Data records for software interfaces:
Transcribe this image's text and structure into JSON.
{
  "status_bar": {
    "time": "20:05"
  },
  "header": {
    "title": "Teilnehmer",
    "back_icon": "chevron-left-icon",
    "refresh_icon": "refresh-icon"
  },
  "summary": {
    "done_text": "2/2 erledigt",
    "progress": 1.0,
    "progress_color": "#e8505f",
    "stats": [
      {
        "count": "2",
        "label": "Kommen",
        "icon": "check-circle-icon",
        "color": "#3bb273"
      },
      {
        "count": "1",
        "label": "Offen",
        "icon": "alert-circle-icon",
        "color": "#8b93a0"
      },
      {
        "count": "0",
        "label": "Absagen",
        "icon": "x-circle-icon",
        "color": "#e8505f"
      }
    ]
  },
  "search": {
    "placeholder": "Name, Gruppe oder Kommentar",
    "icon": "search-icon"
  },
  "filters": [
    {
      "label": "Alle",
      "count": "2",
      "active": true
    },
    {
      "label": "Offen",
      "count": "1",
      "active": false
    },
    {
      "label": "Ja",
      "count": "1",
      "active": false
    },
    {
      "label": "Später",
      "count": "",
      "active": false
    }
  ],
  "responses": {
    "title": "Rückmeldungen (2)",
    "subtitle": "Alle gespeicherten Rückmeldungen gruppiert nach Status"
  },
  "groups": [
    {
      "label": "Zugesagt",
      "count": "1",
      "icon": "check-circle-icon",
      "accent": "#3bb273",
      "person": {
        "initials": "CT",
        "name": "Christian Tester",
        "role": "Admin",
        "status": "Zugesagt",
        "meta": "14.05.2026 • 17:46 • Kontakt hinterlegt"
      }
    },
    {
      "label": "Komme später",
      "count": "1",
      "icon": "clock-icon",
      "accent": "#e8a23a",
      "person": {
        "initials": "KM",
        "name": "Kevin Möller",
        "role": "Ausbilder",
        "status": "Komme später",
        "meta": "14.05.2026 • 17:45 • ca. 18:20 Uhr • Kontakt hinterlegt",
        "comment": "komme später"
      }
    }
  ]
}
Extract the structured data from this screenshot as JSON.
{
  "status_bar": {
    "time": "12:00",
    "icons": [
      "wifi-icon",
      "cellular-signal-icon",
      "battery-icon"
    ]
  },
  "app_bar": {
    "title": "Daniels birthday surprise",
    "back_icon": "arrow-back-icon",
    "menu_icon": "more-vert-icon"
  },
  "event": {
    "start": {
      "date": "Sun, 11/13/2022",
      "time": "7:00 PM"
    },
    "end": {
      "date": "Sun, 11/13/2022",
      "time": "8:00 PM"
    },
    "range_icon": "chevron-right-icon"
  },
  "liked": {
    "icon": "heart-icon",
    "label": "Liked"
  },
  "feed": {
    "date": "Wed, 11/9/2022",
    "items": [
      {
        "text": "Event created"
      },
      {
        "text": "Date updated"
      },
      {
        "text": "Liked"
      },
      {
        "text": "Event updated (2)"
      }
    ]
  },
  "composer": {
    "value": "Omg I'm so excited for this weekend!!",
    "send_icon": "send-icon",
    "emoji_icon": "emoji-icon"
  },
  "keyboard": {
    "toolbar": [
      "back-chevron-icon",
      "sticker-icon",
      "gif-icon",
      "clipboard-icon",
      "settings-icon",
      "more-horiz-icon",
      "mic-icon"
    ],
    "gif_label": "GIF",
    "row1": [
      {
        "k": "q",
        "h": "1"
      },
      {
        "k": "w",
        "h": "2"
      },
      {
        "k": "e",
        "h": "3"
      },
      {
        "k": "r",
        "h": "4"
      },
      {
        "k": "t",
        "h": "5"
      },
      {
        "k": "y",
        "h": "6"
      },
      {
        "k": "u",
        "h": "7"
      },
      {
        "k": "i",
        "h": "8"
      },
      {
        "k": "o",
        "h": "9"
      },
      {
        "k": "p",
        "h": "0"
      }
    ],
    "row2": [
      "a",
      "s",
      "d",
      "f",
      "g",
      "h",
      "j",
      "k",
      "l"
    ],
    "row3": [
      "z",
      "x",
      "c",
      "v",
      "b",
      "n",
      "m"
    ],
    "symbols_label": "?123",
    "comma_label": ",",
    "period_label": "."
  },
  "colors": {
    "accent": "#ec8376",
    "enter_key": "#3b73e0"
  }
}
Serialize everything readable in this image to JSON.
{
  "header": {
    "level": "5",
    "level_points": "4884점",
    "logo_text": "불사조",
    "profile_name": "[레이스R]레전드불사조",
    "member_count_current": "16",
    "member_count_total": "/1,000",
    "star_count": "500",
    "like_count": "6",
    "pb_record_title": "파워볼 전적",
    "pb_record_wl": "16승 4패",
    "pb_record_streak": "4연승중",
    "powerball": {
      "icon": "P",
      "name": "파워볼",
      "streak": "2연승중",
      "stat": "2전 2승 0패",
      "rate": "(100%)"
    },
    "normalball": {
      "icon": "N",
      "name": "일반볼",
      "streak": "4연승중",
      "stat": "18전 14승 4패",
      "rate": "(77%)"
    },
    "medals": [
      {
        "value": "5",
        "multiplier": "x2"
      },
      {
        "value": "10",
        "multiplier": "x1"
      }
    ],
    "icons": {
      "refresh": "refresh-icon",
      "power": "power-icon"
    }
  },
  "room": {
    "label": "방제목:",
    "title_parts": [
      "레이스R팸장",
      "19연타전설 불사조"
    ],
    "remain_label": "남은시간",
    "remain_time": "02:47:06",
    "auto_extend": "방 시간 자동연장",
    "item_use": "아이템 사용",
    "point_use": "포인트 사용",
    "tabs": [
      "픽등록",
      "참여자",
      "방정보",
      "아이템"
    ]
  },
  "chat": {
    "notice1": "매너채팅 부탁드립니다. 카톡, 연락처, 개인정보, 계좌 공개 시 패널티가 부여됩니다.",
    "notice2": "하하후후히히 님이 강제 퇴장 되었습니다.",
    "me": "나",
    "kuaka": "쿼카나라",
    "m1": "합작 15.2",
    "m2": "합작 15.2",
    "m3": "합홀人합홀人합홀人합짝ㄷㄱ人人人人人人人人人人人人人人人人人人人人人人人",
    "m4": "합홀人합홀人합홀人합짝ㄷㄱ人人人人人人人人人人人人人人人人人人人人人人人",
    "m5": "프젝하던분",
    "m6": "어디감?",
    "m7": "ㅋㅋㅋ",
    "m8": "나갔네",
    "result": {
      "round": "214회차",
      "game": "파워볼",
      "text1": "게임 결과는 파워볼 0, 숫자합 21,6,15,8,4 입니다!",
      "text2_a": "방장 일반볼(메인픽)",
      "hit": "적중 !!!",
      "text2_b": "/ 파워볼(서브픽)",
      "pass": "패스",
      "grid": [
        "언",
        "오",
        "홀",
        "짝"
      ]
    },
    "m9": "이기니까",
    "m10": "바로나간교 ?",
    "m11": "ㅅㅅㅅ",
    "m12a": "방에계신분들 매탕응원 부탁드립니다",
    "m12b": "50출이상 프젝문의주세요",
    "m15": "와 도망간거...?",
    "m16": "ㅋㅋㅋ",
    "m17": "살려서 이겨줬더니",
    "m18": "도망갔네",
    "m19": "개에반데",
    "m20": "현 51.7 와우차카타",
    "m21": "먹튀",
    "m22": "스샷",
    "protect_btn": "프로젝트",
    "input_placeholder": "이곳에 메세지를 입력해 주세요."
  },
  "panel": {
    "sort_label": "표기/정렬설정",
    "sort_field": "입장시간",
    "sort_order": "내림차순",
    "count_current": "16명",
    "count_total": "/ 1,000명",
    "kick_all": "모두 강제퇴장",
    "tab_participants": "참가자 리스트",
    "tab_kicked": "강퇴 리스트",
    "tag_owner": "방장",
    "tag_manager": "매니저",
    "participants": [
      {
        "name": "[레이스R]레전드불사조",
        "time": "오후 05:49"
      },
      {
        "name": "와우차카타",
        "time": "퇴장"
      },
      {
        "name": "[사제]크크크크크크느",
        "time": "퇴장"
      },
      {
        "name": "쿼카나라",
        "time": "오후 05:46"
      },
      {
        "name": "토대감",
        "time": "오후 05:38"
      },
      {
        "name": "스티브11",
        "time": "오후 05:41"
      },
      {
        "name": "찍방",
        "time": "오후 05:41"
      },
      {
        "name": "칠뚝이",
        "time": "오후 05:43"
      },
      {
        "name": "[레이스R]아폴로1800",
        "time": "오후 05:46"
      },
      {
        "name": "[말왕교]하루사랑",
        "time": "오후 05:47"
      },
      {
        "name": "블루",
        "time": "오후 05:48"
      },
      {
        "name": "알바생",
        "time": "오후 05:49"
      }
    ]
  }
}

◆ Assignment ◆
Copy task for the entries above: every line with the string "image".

◆ Result of the task ◆
Transcribe this image's text and structure into JSON.
Serialize everything readable in this image to JSON.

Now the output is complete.